R (Ullah) v Special Adjudicator

From Wikipedia, the free encyclopedia
  (Redirected from R v Special Adjudicator)
Jump to: navigation, search

Regina v. Special Adjudicator ex parte Ullah, also known as Do v. Secretary of State for the Home Department [2004] UKHL 26 on appeal from [2002] EWCA Civ 1856, was a legal case in the United Kingdom. This was a joint decision, meaning two cases were heard at the same time, so the case may be cited as either of the case titles.


This was a decision of the United Kingdom Appellate Committee of the House of Lords, composed of Lord Bingham of Cornhill, Lord Steyn, Lord Walker of Gestingthorpe, Baroness Hale of Richmond and Lord Carswell. The decision was made on Thursday 17 June 2004.

The issue in the case was whether a person can be deported from the United Kingdom to a state where there are known human rights abuses, or refused asylum to the United Kingdom when the applicant is from such a state.

The appellants in the cases, Mr Ullah and Miss Do, wished to rely on an Article of the European Convention on Human Rights other than Article 3 (no body shall be subjected to torture or inhuman or degrading treatment or punishment). The Appellants wished to rely on Article 9 of the Convention, guaranteeing the right to freedom, thought and conscience. At first instance and in the Court of Appeal the Appellants' submissions were rejected and it was held that deporting a person to a country which violated Article 9 would not amount to a violation of Article 3 of the Convention, and thus an applicant could be deported to the state in violation of Article 9.

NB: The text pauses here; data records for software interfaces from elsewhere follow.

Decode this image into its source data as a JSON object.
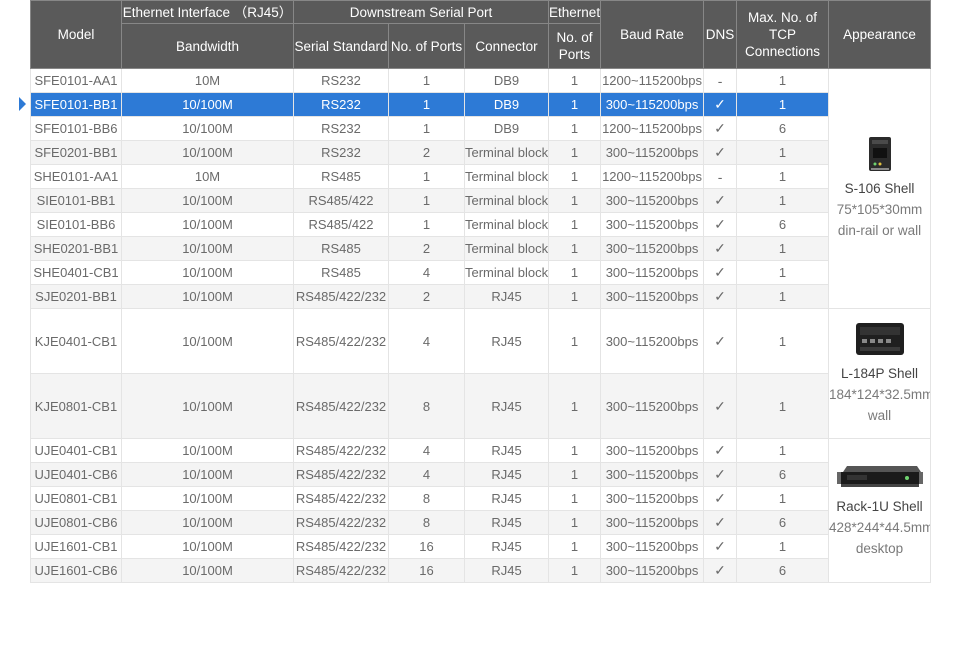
{
  "table": {
    "headers": {
      "model": "Model",
      "ethernet_interface": "Ethernet Interface （RJ45）",
      "bandwidth": "Bandwidth",
      "downstream_serial_port": "Downstream Serial Port",
      "serial_standard": "Serial Standard",
      "no_of_ports": "No. of Ports",
      "connector": "Connector",
      "ethernet": "Ethernet",
      "ethernet_no_of_ports": "No. of Ports",
      "baud_rate": "Baud Rate",
      "dns": "DNS",
      "max_tcp": "Max. No. of TCP Connections",
      "appearance": "Appearance"
    },
    "selected_row_index": 1,
    "rows": [
      {
        "model": "SFE0101-AA1",
        "bandwidth": "10M",
        "serial_standard": "RS232",
        "ports": "1",
        "connector": "DB9",
        "eth_ports": "1",
        "baud": "1200~115200bps",
        "dns": "-",
        "tcp": "1"
      },
      {
        "model": "SFE0101-BB1",
        "bandwidth": "10/100M",
        "serial_standard": "RS232",
        "ports": "1",
        "connector": "DB9",
        "eth_ports": "1",
        "baud": "300~115200bps",
        "dns": "✓",
        "tcp": "1"
      },
      {
        "model": "SFE0101-BB6",
        "bandwidth": "10/100M",
        "serial_standard": "RS232",
        "ports": "1",
        "connector": "DB9",
        "eth_ports": "1",
        "baud": "1200~115200bps",
        "dns": "✓",
        "tcp": "6"
      },
      {
        "model": "SFE0201-BB1",
        "bandwidth": "10/100M",
        "serial_standard": "RS232",
        "ports": "2",
        "connector": "Terminal block",
        "eth_ports": "1",
        "baud": "300~115200bps",
        "dns": "✓",
        "tcp": "1"
      },
      {
        "model": "SHE0101-AA1",
        "bandwidth": "10M",
        "serial_standard": "RS485",
        "ports": "1",
        "connector": "Terminal block",
        "eth_ports": "1",
        "baud": "1200~115200bps",
        "dns": "-",
        "tcp": "1"
      },
      {
        "model": "SIE0101-BB1",
        "bandwidth": "10/100M",
        "serial_standard": "RS485/422",
        "ports": "1",
        "connector": "Terminal block",
        "eth_ports": "1",
        "baud": "300~115200bps",
        "dns": "✓",
        "tcp": "1"
      },
      {
        "model": "SIE0101-BB6",
        "bandwidth": "10/100M",
        "serial_standard": "RS485/422",
        "ports": "1",
        "connector": "Terminal block",
        "eth_ports": "1",
        "baud": "300~115200bps",
        "dns": "✓",
        "tcp": "6"
      },
      {
        "model": "SHE0201-BB1",
        "bandwidth": "10/100M",
        "serial_standard": "RS485",
        "ports": "2",
        "connector": "Terminal block",
        "eth_ports": "1",
        "baud": "300~115200bps",
        "dns": "✓",
        "tcp": "1"
      },
      {
        "model": "SHE0401-CB1",
        "bandwidth": "10/100M",
        "serial_standard": "RS485",
        "ports": "4",
        "connector": "Terminal block",
        "eth_ports": "1",
        "baud": "300~115200bps",
        "dns": "✓",
        "tcp": "1"
      },
      {
        "model": "SJE0201-BB1",
        "bandwidth": "10/100M",
        "serial_standard": "RS485/422/232",
        "ports": "2",
        "connector": "RJ45",
        "eth_ports": "1",
        "baud": "300~115200bps",
        "dns": "✓",
        "tcp": "1"
      },
      {
        "model": "KJE0401-CB1",
        "bandwidth": "10/100M",
        "serial_standard": "RS485/422/232",
        "ports": "4",
        "connector": "RJ45",
        "eth_ports": "1",
        "baud": "300~115200bps",
        "dns": "✓",
        "tcp": "1"
      },
      {
        "model": "KJE0801-CB1",
        "bandwidth": "10/100M",
        "serial_standard": "RS485/422/232",
        "ports": "8",
        "connector": "RJ45",
        "eth_ports": "1",
        "baud": "300~115200bps",
        "dns": "✓",
        "tcp": "1"
      },
      {
        "model": "UJE0401-CB1",
        "bandwidth": "10/100M",
        "serial_standard": "RS485/422/232",
        "ports": "4",
        "connector": "RJ45",
        "eth_ports": "1",
        "baud": "300~115200bps",
        "dns": "✓",
        "tcp": "1"
      },
      {
        "model": "UJE0401-CB6",
        "bandwidth": "10/100M",
        "serial_standard": "RS485/422/232",
        "ports": "4",
        "connector": "RJ45",
        "eth_ports": "1",
        "baud": "300~115200bps",
        "dns": "✓",
        "tcp": "6"
      },
      {
        "model": "UJE0801-CB1",
        "bandwidth": "10/100M",
        "serial_standard": "RS485/422/232",
        "ports": "8",
        "connector": "RJ45",
        "eth_ports": "1",
        "baud": "300~115200bps",
        "dns": "✓",
        "tcp": "1"
      },
      {
        "model": "UJE0801-CB6",
        "bandwidth": "10/100M",
        "serial_standard": "RS485/422/232",
        "ports": "8",
        "connector": "RJ45",
        "eth_ports": "1",
        "baud": "300~115200bps",
        "dns": "✓",
        "tcp": "6"
      },
      {
        "model": "UJE1601-CB1",
        "bandwidth": "10/100M",
        "serial_standard": "RS485/422/232",
        "ports": "16",
        "connector": "RJ45",
        "eth_ports": "1",
        "baud": "300~115200bps",
        "dns": "✓",
        "tcp": "1"
      },
      {
        "model": "UJE1601-CB6",
        "bandwidth": "10/100M",
        "serial_standard": "RS485/422/232",
        "ports": "16",
        "connector": "RJ45",
        "eth_ports": "1",
        "baud": "300~115200bps",
        "dns": "✓",
        "tcp": "6"
      }
    ],
    "appearance_groups": [
      {
        "name": "S-106 Shell",
        "dims": "75*105*30mm",
        "mount": "din-rail or wall",
        "icon": "din-rail-device-icon"
      },
      {
        "name": "L-184P Shell",
        "dims": "184*124*32.5mm",
        "mount": "wall",
        "icon": "wall-mount-device-icon"
      },
      {
        "name": "Rack-1U Shell",
        "dims": "428*244*44.5mm",
        "mount": "desktop",
        "icon": "rack-device-icon"
      }
    ]
  },
  "colors": {
    "header_bg": "#5a5a5a",
    "selected_row": "#2d7ad6",
    "stripe": "#f4f4f4"
  }
}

Particular notice should be drawn to Paragraph 4-6 of the judgment of Lord Bingham. Here it is stated (using the judgment of the Court of Appeal, [2002] EWCA Civ 1856, as authority) that the Appellants, in order to rely on Article 9, would have to prove that the interference with Convention Rights was 'flagrant'. In the present case it was decided that the interference was not flagrant (see Paragraph 69-70 of the judgment by Lord Carswell for a brief discussion of the term 'flagrant'), which is why the appeal was dismissed in all courts.

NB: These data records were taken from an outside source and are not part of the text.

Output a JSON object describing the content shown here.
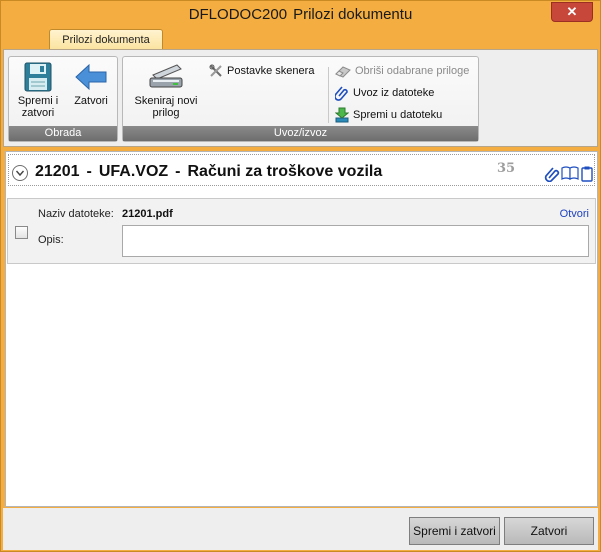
{
  "window": {
    "app_code": "DFLODOC200",
    "title": "Prilozi dokumentu",
    "close_label": "✕"
  },
  "ribbon": {
    "tab_label": "Prilozi dokumenta",
    "groups": {
      "obrada": {
        "label": "Obrada",
        "save_close_label_1": "Spremi i",
        "save_close_label_2": "zatvori",
        "close_label": "Zatvori"
      },
      "uvoz_izvoz": {
        "label": "Uvoz/izvoz",
        "scan_label_1": "Skeniraj novi",
        "scan_label_2": "prilog",
        "scanner_settings_label": "Postavke skenera",
        "delete_selected_label": "Obriši odabrane priloge",
        "import_label": "Uvoz iz datoteke",
        "save_to_file_label": "Spremi u datoteku"
      }
    }
  },
  "document": {
    "number": "21201",
    "code": "UFA.VOZ",
    "name": "Računi za troškove vozila",
    "count": "35"
  },
  "attachment": {
    "file_name_label": "Naziv datoteke:",
    "file_name": "21201.pdf",
    "open_label": "Otvori",
    "description_label": "Opis:",
    "description_value": ""
  },
  "footer": {
    "save_close_label": "Spremi i zatvori",
    "close_label": "Zatvori"
  },
  "colors": {
    "frame": "#f4ad40",
    "tab_active": "#fbe39e",
    "group_label_bg": "#7a7a7a",
    "link": "#1c3fbf",
    "close_button": "#c7473a"
  }
}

Lord Walker and Baroness Hale delivered concurring judgments.

Constitutional significance[edit]

As stated, Bingham's judgment is significant in establishing (as the "Ullah principle") conditions on the applicability of judgments from the European Court of Human Rights. Bingham states that Section 2 of the Human Rights Act 1998 should be interpreted as stating that British courts "should, in the absence of some special circumstances, follow any clear and constant jurisprudence of the Strasbourg court".[1]

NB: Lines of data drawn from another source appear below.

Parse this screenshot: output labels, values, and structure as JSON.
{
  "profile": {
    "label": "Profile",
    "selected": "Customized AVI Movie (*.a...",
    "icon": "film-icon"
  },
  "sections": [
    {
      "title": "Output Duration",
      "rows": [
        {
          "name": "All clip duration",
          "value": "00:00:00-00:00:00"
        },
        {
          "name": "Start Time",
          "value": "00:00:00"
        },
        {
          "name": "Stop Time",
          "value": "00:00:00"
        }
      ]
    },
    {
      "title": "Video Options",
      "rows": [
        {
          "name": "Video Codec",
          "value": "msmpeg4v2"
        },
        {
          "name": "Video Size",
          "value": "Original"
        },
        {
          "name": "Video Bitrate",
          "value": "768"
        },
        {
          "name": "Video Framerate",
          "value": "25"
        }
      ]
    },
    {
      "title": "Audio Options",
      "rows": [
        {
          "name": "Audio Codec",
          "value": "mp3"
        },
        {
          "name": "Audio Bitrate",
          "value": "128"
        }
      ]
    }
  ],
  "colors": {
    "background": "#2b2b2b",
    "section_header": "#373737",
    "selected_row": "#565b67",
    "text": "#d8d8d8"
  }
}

  1. ^ Colin Turpin; Adam Tomkins (1 September 2011). British Government and the Constitution: Text and Materials. Cambridge University Press. pp. 766–769. ISBN 978-1-139-50386-0. 

External links[edit]